### Problem statement
List all lines of the data that include the string "label".

** Exercise data follows **

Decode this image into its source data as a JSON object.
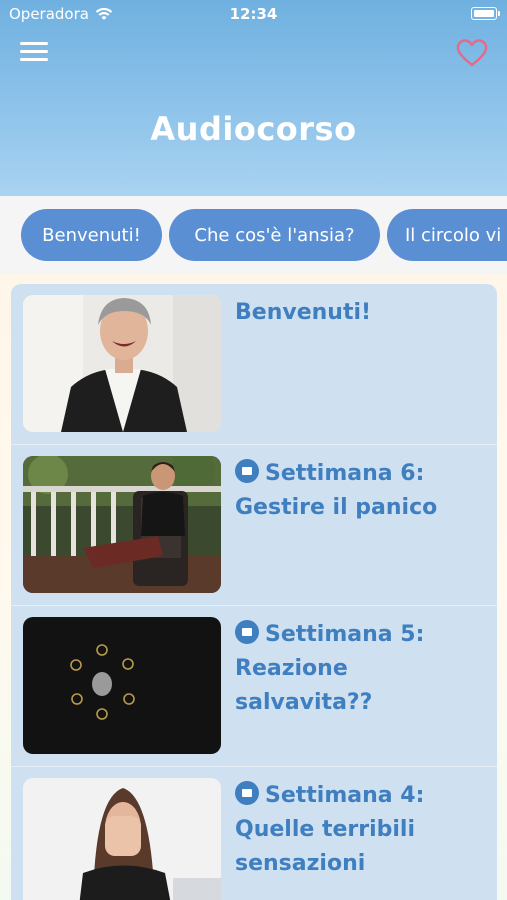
{
  "status_bar": {
    "carrier": "Operadora",
    "time": "12:34"
  },
  "header": {
    "title": "Audiocorso"
  },
  "tabs": [
    {
      "label": "Benvenuti!"
    },
    {
      "label": "Che cos'è l'ansia?"
    },
    {
      "label": "Il circolo vi"
    }
  ],
  "lessons": [
    {
      "title": "Benvenuti!",
      "locked": false
    },
    {
      "title": "Settimana 6: Gestire il panico",
      "locked": true
    },
    {
      "title": "Settimana 5: Reazione salvavita??",
      "locked": true
    },
    {
      "title": "Settimana 4: Quelle terribili sensazioni",
      "locked": true
    }
  ],
  "colors": {
    "header_top": "#6fb0e0",
    "header_bottom": "#a9d3f1",
    "tab_bg": "#5b8fd3",
    "card_bg": "#cfe0f1",
    "accent_text": "#3f7fc0",
    "heart": "#e8688a"
  },
  "icons": [
    "wifi-icon",
    "battery-icon",
    "menu-icon",
    "heart-icon",
    "lock-icon"
  ]
}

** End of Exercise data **

### Exercise output
      "label": "Benvenuti!"
      "label": "Che cos'è l'ansia?"
      "label": "Il circolo vi"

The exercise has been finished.